- Pointer Record: (Does the opposite of the A record it maps an IP address to a host name. By having the two types of records it is possible to do a reverse lookup.)
- CNAME (Alias)
- The Start of Authority (SOA) record
- The Name Server Record (NS)
When doing reverse-lookups, DNS uses the same principle as a forward query. The IP address is reversed allowing queries to start from the least specific to the most specific. The special domain name in_addr.arpa is used for reverse lookups. e.g. A query about the hostname of 10.1.0.1 would result in a query to a zone-file called 0.1.10.in_addr.arpa.
Active Directory Integrated Zones
Active Directory Integrated Zones store the same information as standard Zone Files, however the information is stored and replicated with the Active Directory. There are no Primary or Secondary Zones. All zones are multi-master, which means that you can update any of the zones and the changes will be replicated.
Active Directory zones as well as standard Windows Server 2003 zones use IXFR (Incremental Zone Transfers), which means that when a change is made to a zone file, only that change is replicated instead of the entire database. This can lower network traffic between DNS Servers. Active Directory Zones allow for secure, dynamic updates. Updates to the DNS zone are done automatically and only clients who are a member of the forest can register.
A stub-zone contains a partial copy of another zone. The zone contains only the NS and SOA records for its master zone. Stub zones identify the servers that are authoritative for the master zone and the servers that are authoritative for its child zones below the master in the namespace.
Stub zones are mainly used to keep track of name servers in delegated child zones when there are a great deal of children.
If your Windows Network isn’t connected to the Internet or if you want to prevent users querying anything on the Internet, you can configure a DNS server to contain its own root zone. The Root Zone is treated as the master of all queries. Nothing is ever queried above a Root Zone. A Root Zone can never be demoted and then a new Root Server placed above it. It is therefore essential that you plan your DNS implementation correctly.

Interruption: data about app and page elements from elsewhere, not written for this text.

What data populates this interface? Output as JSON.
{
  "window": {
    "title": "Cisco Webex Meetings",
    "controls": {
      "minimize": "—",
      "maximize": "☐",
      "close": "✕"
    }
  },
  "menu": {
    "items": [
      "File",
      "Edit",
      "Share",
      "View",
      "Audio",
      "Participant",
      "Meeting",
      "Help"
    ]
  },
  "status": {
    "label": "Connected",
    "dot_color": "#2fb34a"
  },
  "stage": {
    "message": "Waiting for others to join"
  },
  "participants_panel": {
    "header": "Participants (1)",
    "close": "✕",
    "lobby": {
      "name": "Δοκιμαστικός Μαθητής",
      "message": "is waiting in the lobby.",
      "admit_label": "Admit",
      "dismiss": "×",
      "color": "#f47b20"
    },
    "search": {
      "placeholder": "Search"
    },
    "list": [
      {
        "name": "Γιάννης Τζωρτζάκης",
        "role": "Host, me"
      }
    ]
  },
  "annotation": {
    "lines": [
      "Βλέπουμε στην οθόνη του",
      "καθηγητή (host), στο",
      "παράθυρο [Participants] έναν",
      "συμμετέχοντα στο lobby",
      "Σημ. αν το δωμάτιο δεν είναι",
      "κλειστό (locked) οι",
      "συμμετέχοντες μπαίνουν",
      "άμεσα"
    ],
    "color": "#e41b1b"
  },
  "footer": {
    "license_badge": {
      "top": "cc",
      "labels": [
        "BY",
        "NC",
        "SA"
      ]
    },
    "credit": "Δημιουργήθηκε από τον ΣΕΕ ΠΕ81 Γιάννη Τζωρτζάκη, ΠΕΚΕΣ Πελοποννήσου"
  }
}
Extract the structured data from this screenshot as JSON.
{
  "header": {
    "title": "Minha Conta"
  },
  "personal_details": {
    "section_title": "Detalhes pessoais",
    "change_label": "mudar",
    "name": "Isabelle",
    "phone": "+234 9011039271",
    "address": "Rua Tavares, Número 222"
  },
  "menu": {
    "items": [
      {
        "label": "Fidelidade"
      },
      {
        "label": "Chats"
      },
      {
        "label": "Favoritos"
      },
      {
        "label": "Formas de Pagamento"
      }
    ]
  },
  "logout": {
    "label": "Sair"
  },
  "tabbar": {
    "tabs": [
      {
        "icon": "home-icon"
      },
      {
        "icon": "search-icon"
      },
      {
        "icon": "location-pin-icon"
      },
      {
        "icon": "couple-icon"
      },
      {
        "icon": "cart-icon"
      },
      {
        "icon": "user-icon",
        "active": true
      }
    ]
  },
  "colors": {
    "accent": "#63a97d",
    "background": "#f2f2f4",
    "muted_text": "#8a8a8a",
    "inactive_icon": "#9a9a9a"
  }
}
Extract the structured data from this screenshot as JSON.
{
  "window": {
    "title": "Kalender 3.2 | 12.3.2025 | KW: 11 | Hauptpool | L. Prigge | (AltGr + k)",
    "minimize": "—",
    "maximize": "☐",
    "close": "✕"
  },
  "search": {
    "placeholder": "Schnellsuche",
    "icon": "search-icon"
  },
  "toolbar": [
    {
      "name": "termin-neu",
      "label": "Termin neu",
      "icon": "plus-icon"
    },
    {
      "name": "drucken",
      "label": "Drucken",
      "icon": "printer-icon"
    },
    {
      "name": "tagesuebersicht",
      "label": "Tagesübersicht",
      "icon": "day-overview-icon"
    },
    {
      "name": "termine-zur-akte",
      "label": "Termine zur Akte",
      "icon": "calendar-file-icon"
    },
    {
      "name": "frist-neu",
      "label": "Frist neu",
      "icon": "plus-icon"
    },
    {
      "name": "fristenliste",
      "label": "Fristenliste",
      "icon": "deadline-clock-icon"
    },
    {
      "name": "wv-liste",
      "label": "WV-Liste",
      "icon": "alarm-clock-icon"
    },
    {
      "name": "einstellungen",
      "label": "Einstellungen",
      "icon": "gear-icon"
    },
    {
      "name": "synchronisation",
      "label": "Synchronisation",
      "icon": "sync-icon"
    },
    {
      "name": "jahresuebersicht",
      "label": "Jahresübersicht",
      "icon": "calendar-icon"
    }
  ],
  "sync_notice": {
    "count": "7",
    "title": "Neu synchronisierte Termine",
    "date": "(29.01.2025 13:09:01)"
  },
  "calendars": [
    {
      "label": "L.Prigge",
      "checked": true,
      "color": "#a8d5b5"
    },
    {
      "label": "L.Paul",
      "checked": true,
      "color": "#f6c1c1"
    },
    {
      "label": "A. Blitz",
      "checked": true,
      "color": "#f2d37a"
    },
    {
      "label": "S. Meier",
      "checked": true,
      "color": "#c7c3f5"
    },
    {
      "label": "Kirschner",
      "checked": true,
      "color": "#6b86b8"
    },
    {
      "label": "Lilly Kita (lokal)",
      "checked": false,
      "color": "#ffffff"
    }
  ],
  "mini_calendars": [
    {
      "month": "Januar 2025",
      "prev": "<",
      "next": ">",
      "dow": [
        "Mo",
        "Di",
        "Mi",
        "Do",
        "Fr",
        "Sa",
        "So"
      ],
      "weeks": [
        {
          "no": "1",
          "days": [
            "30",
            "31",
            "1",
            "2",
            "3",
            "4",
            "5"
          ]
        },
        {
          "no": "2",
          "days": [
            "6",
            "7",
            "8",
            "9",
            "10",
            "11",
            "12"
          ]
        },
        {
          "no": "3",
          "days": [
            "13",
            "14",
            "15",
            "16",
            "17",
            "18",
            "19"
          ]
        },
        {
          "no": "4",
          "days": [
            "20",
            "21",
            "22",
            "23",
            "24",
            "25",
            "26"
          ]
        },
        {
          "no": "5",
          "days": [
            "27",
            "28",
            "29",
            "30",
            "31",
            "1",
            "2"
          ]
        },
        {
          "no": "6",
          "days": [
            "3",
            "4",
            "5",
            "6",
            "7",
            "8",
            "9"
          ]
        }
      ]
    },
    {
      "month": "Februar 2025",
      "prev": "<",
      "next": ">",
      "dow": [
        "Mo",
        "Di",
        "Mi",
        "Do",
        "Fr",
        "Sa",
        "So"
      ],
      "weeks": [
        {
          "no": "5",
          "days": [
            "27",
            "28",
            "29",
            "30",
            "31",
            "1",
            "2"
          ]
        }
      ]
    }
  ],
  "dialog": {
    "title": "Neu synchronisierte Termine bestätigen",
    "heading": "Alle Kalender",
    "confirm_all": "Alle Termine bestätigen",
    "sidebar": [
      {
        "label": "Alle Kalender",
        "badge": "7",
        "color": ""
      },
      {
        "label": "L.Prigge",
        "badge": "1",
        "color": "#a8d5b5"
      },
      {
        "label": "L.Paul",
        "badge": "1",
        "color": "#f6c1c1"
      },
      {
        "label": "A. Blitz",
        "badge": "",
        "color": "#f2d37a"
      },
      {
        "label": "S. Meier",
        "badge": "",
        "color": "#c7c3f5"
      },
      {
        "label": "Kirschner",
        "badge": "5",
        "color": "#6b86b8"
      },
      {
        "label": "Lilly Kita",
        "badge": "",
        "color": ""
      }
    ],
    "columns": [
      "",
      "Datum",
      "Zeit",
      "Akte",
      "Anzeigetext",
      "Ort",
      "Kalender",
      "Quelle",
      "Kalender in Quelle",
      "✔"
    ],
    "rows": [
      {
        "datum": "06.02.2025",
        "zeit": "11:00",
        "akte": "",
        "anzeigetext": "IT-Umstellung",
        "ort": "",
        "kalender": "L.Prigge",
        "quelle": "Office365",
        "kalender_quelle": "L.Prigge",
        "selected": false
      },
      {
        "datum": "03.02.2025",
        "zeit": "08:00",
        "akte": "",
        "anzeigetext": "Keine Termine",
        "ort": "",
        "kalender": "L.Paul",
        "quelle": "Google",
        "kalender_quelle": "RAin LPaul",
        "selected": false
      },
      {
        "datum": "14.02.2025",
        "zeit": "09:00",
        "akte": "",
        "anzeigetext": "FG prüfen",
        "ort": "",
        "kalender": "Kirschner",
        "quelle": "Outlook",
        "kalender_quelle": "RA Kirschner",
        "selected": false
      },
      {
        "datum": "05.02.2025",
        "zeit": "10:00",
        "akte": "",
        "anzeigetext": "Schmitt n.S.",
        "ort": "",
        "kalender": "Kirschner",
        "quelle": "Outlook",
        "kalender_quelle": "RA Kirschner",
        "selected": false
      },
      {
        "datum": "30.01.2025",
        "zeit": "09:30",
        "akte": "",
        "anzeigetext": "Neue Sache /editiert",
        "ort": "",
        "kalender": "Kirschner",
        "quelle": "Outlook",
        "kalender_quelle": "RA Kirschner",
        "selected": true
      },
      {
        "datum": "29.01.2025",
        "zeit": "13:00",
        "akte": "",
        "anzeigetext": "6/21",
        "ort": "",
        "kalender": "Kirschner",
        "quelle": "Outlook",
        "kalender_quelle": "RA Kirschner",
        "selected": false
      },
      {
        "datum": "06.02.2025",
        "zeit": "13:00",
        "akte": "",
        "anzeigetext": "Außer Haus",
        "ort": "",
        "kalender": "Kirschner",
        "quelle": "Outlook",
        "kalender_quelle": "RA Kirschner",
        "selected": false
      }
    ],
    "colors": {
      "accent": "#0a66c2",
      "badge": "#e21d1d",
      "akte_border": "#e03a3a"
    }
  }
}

Caching-Only DNS Servers
All DNS Servers store the queries that they have resolved. However caching-only DNS Servers only cache the information and don’t actually hold any sort of zone file. When a caching-only DNS Server is first started it contains no information and the cache is gradually built up over time using iterative queries to other DNS Servers that contain the information. A caching-only server is not authoritative for any zone.
Caching only servers can be used to speed up Internet access on networks. The DNS server will store any queries it makes to the Internet and speed up name resolution.
A DNS Server can be configured to forward name resolution requests to other DNS Servers. These forwarding requests can either be all unresolvable queries or queries based on domain-names (conditional).